This holiday was created by Steve Hughes, the creator of the Hit Your Stride website. A reference to this holiday and it's founding are mentioned in an October 4th, 2007 blog post by Steve. The blog states the date of the holiday being the third Tuesday in October. However, there are many references on the web to it being celebrated on October 13th and a few of it being the second Tuesday in October. Curiously, this holiday and its date are not included on Steve's main Hit Your Stride website, though it does credit him as the creator of Be Kind to Lawyers Day.
So, in order to celebrate this unique and somewhat spooky holiday, I thought it would be fun to make an alphabetical list of some of the more interesting fears and phobias. I've also thrown in a few Halloween-themed phobias just for fun! These have all come from The Phobia List, which offers an excellent index and information on a variety of phobias.

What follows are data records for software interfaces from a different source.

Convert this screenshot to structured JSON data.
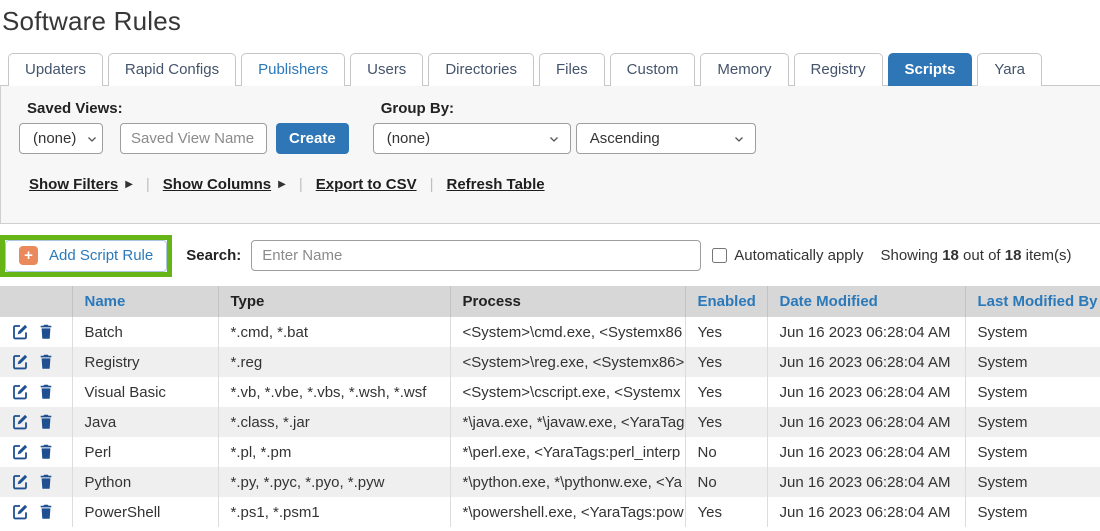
{
  "page": {
    "title": "Software Rules"
  },
  "colors": {
    "accent_blue": "#2e76b6",
    "link_blue": "#2a79ba",
    "icon_navy": "#1d4f91",
    "plus_orange": "#e9895c",
    "highlight_green": "#67b417",
    "header_dark": "#222222"
  },
  "tabs": [
    {
      "label": "Updaters",
      "active": false,
      "highlight": false
    },
    {
      "label": "Rapid Configs",
      "active": false,
      "highlight": false
    },
    {
      "label": "Publishers",
      "active": false,
      "highlight": true
    },
    {
      "label": "Users",
      "active": false,
      "highlight": false
    },
    {
      "label": "Directories",
      "active": false,
      "highlight": false
    },
    {
      "label": "Files",
      "active": false,
      "highlight": false
    },
    {
      "label": "Custom",
      "active": false,
      "highlight": false
    },
    {
      "label": "Memory",
      "active": false,
      "highlight": false
    },
    {
      "label": "Registry",
      "active": false,
      "highlight": false
    },
    {
      "label": "Scripts",
      "active": true,
      "highlight": false
    },
    {
      "label": "Yara",
      "active": false,
      "highlight": false
    }
  ],
  "filter_panel": {
    "saved_views_label": "Saved Views:",
    "saved_views_value": "(none)",
    "saved_view_name_placeholder": "Saved View Name",
    "create_label": "Create",
    "group_by_label": "Group By:",
    "group_by_value": "(none)",
    "sort_order_value": "Ascending",
    "links": [
      {
        "label": "Show Filters",
        "arrow": true
      },
      {
        "label": "Show Columns",
        "arrow": true
      },
      {
        "label": "Export to CSV",
        "arrow": false
      },
      {
        "label": "Refresh Table",
        "arrow": false
      }
    ]
  },
  "toolbar": {
    "add_rule_label": "Add Script Rule",
    "search_label": "Search:",
    "search_placeholder": "Enter Name",
    "auto_apply_label": "Automatically apply",
    "showing": {
      "prefix": "Showing ",
      "count": "18",
      "middle": " out of ",
      "total": "18",
      "suffix": " item(s)"
    }
  },
  "icons": {
    "add": "plus-icon",
    "edit": "pencil-square-icon",
    "delete": "trash-icon",
    "select": "chevron-down-icon",
    "link_arrow": "triangle-right-icon"
  },
  "table": {
    "headers": [
      {
        "label": "Name",
        "sortable": true
      },
      {
        "label": "Type",
        "sortable": false
      },
      {
        "label": "Process",
        "sortable": false
      },
      {
        "label": "Enabled",
        "sortable": true
      },
      {
        "label": "Date Modified",
        "sortable": true
      },
      {
        "label": "Last Modified By",
        "sortable": true
      }
    ],
    "rows": [
      {
        "name": "Batch",
        "type": "*.cmd, *.bat",
        "process": "<System>\\cmd.exe, <Systemx86",
        "enabled": "Yes",
        "date_modified": "Jun 16 2023 06:28:04 AM",
        "last_modified_by": "System"
      },
      {
        "name": "Registry",
        "type": "*.reg",
        "process": "<System>\\reg.exe, <Systemx86>",
        "enabled": "Yes",
        "date_modified": "Jun 16 2023 06:28:04 AM",
        "last_modified_by": "System"
      },
      {
        "name": "Visual Basic",
        "type": "*.vb, *.vbe, *.vbs, *.wsh, *.wsf",
        "process": "<System>\\cscript.exe, <Systemx",
        "enabled": "Yes",
        "date_modified": "Jun 16 2023 06:28:04 AM",
        "last_modified_by": "System"
      },
      {
        "name": "Java",
        "type": "*.class, *.jar",
        "process": "*\\java.exe, *\\javaw.exe, <YaraTag",
        "enabled": "Yes",
        "date_modified": "Jun 16 2023 06:28:04 AM",
        "last_modified_by": "System"
      },
      {
        "name": "Perl",
        "type": "*.pl, *.pm",
        "process": "*\\perl.exe, <YaraTags:perl_interp",
        "enabled": "No",
        "date_modified": "Jun 16 2023 06:28:04 AM",
        "last_modified_by": "System"
      },
      {
        "name": "Python",
        "type": "*.py, *.pyc, *.pyo, *.pyw",
        "process": "*\\python.exe, *\\pythonw.exe, <Ya",
        "enabled": "No",
        "date_modified": "Jun 16 2023 06:28:04 AM",
        "last_modified_by": "System"
      },
      {
        "name": "PowerShell",
        "type": "*.ps1, *.psm1",
        "process": "*\\powershell.exe, <YaraTags:pow",
        "enabled": "Yes",
        "date_modified": "Jun 16 2023 06:28:04 AM",
        "last_modified_by": "System"
      }
    ]
  }
}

- Automatonophobia- Fear of ventriloquist's dummies, animatronic creatures, wax statues - anything that falsely represents a sentient being.

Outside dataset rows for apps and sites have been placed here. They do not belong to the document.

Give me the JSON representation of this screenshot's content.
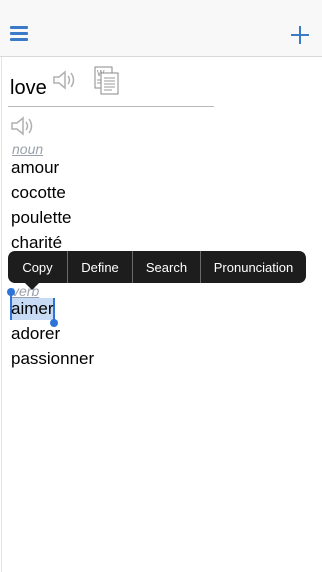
{
  "header": {
    "menu_icon": "hamburger-menu-icon",
    "add_icon": "plus-icon",
    "accent_color": "#3b7ac6"
  },
  "entry": {
    "headword": "love",
    "speaker_icon": "speaker-icon",
    "document_icon": "word-document-icon"
  },
  "sections": [
    {
      "pos": "noun",
      "words": [
        "amour",
        "cocotte",
        "poulette",
        "charité"
      ]
    },
    {
      "pos": "verb",
      "words": [
        "aimer",
        "adorer",
        "passionner"
      ]
    }
  ],
  "context_menu": {
    "items": [
      "Copy",
      "Define",
      "Search",
      "Pronunciation"
    ]
  },
  "selection": {
    "selected_word": "aimer",
    "highlight_color": "#c7dbf4"
  }
}
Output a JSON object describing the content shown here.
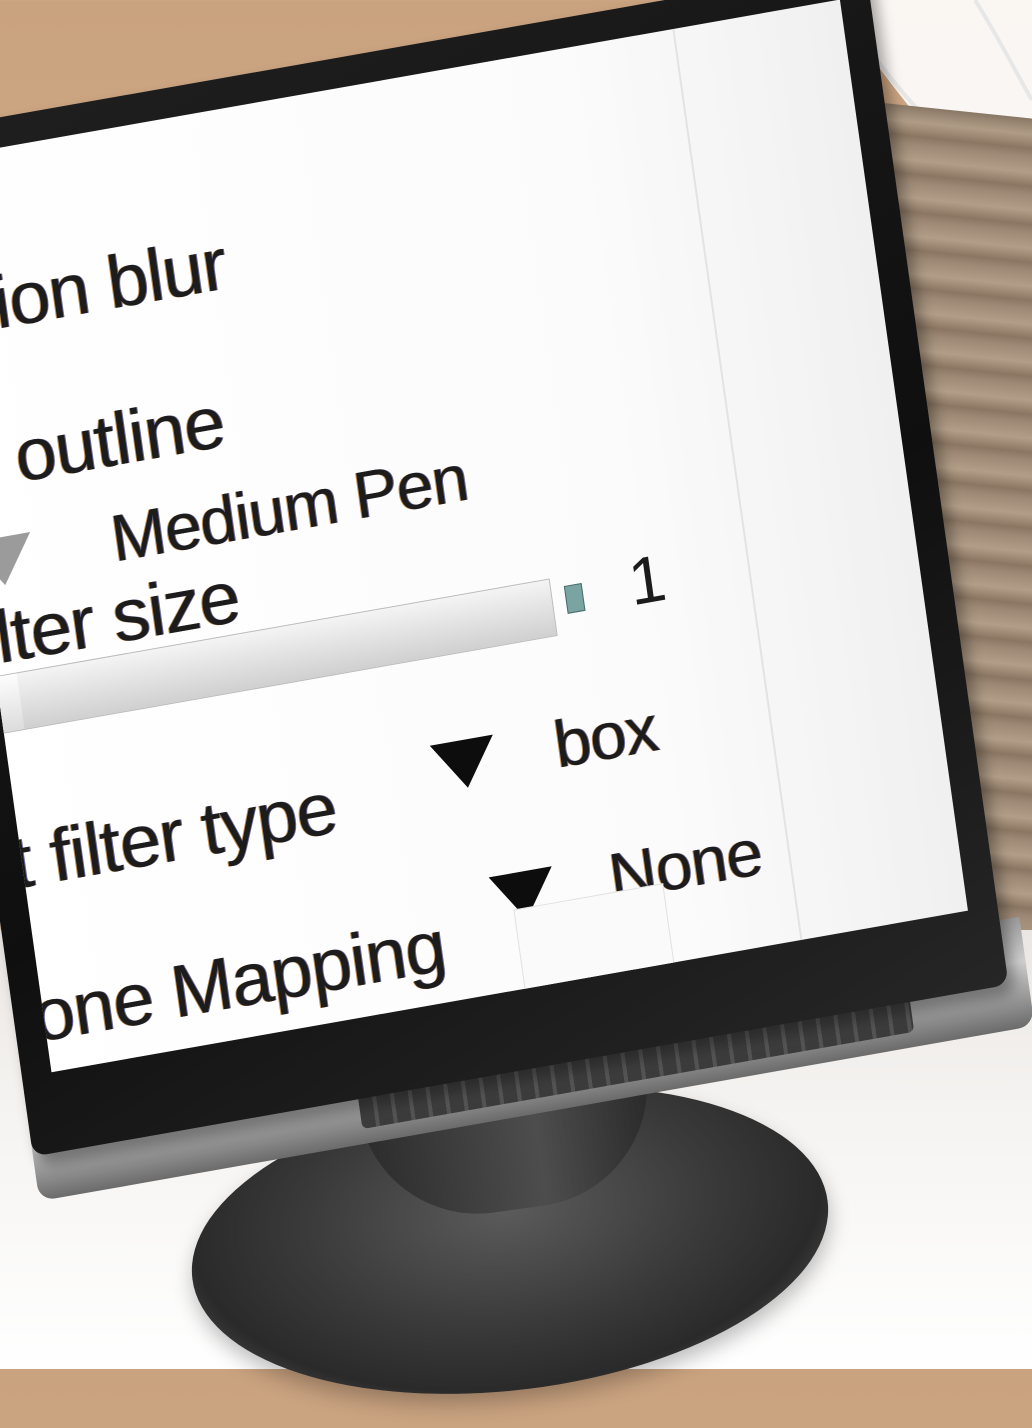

- Barophobia- Fear of gravity.
- Chirophobia- Fear of hands.
- Dextrophobia- Fear of objects at the right side of the body.
- Eisoptrophobia- Fear of mirrors or of seeing oneself in a mirror.
- Francophobia- Fear of France or French culture.
- Genuphobia- Fear of knees.
- Homichlophobia- Fear of fog.
- Ichthyophobia- Fear of fish.
- Japanophobia- Fear of Japanese.
- Kathisophobia- Fear of sitting down.
- Linonophobia- Fear of string.
- Mycophobia- Fear or aversion to mushrooms.
- Novercaphobia- Fear of your step-mother.
- Omphalophobia- Fear of belly buttons.
- Peladophobia- Fear of bald people.
- Ranidaphobia- Fear of frogs.
- Samhainophobia: Fear of Halloween.
- Triskaidekaphobia- Fear of the number 13.
- Uranophobia or Ouranophobia- Fear of heaven.
- Vestiphobia- Fear of clothing.
- Wiccaphobia: Fear of witches and witchcraft.
- Xanthophobia- Fear of the color yellow or the word yellow.
- Zemmiphobia- Fear of the great mole rat.
national lowercase day
while keyboarding teachers and bosses probably won’t be participating in this particular holiday anytime soon, texters will probably appreciate today’s annual celebration. october 14 is national lowercase day!
rules of capitalization can often be quite confusing. while you are supposed to capitalize proper nouns, months and days of the week, you are not supposed to capitalize the seasons except when used in a title. and speaking of titles, they have special rules too. job titles should be capitalized when used before a name or after the name in a signature line. but if the title is after a person’s name, it should be lowercase. first and last words in titles of publications along with nouns, adjectives and verbs should be capitalized but articles, coordinating conjunctions and prepositions should not. some say determining whether or not to capitalize depends on how many letters are in the word. geesh - who can keep it all straight?
who needs to waste valuable time capitalizing certain words anyway? so go ahead - live a little. turn off that auto-correct and don’t hit the caps lock key today! just be sure to put everything back to normal tomorrow!
World Standards Day
14 October was specifically chosen to mark the date, in 1946, when delegates from 25 countries first gathered in London and decided to create an international organization focused on facilitating standardization. Even though ISO was formed one year later, it wasn't until 1970 that the first World Standards Day was celebrated.
Around the globe, various activities are chosen by national bodies to commemorate the date. The United States will be holding a U.S. Celebration of World Standards Day on 23 October. The Standards Council of Canada (SCC), Canada's national accreditation body, celebrates World Standards Day together with the international community by observing the day near the dates of the international observance. In 2012 SCC celebrated World Standards Day on Friday, 12 October.